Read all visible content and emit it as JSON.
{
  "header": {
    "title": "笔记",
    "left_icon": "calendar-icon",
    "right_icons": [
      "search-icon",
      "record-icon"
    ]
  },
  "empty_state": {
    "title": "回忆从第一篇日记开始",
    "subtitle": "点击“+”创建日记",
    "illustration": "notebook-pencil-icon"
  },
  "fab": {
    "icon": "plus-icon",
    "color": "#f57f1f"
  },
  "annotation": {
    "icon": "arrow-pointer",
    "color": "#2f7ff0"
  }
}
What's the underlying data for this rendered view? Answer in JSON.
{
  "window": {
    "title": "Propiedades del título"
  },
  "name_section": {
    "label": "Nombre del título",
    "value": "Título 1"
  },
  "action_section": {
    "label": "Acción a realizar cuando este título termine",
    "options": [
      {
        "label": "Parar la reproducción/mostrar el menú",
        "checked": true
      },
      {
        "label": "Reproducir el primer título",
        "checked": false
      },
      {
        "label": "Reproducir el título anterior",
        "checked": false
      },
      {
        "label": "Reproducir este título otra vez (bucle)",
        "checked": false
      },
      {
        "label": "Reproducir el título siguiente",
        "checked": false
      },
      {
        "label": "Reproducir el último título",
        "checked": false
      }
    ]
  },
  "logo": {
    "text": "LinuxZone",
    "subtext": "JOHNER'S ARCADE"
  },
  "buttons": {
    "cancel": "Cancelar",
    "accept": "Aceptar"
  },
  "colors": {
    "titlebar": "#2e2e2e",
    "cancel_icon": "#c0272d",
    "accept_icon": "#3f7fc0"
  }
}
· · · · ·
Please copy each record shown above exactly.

Read all visible content and emit it as JSON.
{
  "header": {
    "title": "笔记",
    "left_icon": "calendar-icon",
    "right_icons": [
      "search-icon",
      "record-icon"
    ]
  },
  "empty_state": {
    "title": "回忆从第一篇日记开始",
    "subtitle": "点击“+”创建日记",
    "illustration": "notebook-pencil-icon"
  },
  "fab": {
    "icon": "plus-icon",
    "color": "#f57f1f"
  },
  "annotation": {
    "icon": "arrow-pointer",
    "color": "#2f7ff0"
  }
}
What's the underlying data for this rendered view? Answer in JSON.
{
  "window": {
    "title": "Propiedades del título"
  },
  "name_section": {
    "label": "Nombre del título",
    "value": "Título 1"
  },
  "action_section": {
    "label": "Acción a realizar cuando este título termine",
    "options": [
      {
        "label": "Parar la reproducción/mostrar el menú",
        "checked": true
      },
      {
        "label": "Reproducir el primer título",
        "checked": false
      },
      {
        "label": "Reproducir el título anterior",
        "checked": false
      },
      {
        "label": "Reproducir este título otra vez (bucle)",
        "checked": false
      },
      {
        "label": "Reproducir el título siguiente",
        "checked": false
      },
      {
        "label": "Reproducir el último título",
        "checked": false
      }
    ]
  },
  "logo": {
    "text": "LinuxZone",
    "subtext": "JOHNER'S ARCADE"
  },
  "buttons": {
    "cancel": "Cancelar",
    "accept": "Aceptar"
  },
  "colors": {
    "titlebar": "#2e2e2e",
    "cancel_icon": "#c0272d",
    "accept_icon": "#3f7fc0"
  }
}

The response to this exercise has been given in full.